Example #1
The Menorah Society must prove of advantage to us, as students, in that it tends to broaden our outlook and encourages us to enter fields of study that we might otherwise never approach.
Example #2
Dr. Brush, in a talk that was brief but to the point, congratulated both the Menorah Society and the University upon the closer relations into which the two organizations were entering.
Example #3
But this spirit is essentially modern: it owes its chief stimulus to important achievements in the sixteenth century and the first half of the seventeenth.
Example #4
To this general rule, the sixteenth century was no exception, for it was distinguished not only by a wonderful development of architecture, sculpture, painting, engraving, music, and literature,-whether Roman, Greek, or vernacular,-but it is the most obvious starting point of our modern ideas of natural and experimental science.
Example #5
Suppose that to groups of boys beyond middle adolescence competent and high-minded representatives of various trades and professions present in series the reasons for their choice, the possible good, individual and social, which they see in their life-work, the qualifications which they deem necessary, and the obstacles to be met; and suppose further that the ethical code of a trade, profession, or business is presented for honest canvass by the class, must there not result a stimulus and aid to vocational selection and also a more lively interest in the study of specific moral problems?
Example #6

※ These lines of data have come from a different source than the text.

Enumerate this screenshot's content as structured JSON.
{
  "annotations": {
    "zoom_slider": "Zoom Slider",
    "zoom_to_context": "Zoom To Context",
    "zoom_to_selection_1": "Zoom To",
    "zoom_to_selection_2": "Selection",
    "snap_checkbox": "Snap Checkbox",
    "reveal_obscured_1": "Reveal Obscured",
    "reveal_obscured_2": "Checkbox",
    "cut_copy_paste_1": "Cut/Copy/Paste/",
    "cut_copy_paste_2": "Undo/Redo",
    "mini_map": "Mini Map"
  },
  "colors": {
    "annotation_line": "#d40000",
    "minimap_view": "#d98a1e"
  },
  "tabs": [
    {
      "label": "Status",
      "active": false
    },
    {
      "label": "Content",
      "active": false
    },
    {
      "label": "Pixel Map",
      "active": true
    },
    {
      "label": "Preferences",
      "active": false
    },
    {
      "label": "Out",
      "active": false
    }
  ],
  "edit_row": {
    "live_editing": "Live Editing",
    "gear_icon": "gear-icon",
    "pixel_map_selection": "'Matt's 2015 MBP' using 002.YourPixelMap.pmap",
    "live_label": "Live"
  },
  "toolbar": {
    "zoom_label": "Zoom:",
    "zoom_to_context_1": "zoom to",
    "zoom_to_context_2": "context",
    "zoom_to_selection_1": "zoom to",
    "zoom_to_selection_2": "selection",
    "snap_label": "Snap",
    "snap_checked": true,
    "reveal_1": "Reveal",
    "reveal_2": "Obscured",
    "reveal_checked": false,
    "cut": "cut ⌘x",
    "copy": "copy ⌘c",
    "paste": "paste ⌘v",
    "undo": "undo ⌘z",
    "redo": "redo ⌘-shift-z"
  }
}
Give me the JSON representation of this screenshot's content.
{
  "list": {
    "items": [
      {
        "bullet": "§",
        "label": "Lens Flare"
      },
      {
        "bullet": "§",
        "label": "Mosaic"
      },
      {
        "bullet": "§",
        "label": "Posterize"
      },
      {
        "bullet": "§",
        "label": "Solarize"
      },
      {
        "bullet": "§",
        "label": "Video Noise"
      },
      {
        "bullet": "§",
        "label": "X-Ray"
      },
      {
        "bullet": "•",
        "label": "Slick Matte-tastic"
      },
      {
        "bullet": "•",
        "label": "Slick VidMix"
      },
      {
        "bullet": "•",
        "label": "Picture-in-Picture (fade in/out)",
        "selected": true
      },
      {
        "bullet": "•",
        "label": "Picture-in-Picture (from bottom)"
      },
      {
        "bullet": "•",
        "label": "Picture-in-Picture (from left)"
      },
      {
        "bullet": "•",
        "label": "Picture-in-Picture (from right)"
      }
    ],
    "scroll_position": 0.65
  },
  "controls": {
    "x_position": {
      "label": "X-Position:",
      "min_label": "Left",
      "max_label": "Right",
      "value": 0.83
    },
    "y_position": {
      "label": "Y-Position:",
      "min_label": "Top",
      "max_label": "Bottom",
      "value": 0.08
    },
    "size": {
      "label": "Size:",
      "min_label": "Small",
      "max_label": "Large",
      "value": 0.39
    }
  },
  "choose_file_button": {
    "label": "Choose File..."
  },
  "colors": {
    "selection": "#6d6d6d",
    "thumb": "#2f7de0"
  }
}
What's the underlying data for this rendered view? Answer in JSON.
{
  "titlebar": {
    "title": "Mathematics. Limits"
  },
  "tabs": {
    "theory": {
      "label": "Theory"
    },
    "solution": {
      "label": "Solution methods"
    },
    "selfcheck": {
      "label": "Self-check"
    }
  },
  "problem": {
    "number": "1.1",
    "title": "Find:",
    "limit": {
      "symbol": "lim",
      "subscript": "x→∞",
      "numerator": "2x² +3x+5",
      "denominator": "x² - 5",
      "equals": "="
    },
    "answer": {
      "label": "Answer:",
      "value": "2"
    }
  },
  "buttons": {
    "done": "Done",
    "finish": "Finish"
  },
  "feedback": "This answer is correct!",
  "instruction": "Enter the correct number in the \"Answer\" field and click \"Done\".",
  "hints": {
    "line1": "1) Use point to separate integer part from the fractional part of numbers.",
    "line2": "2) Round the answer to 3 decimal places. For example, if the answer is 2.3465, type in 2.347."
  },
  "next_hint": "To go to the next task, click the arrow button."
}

But to come more closely to the place of this problem in church work it must be recognized that the Sunday schools, clubs, and young people's societies offer wider opportunity for vocational direction than is now being used.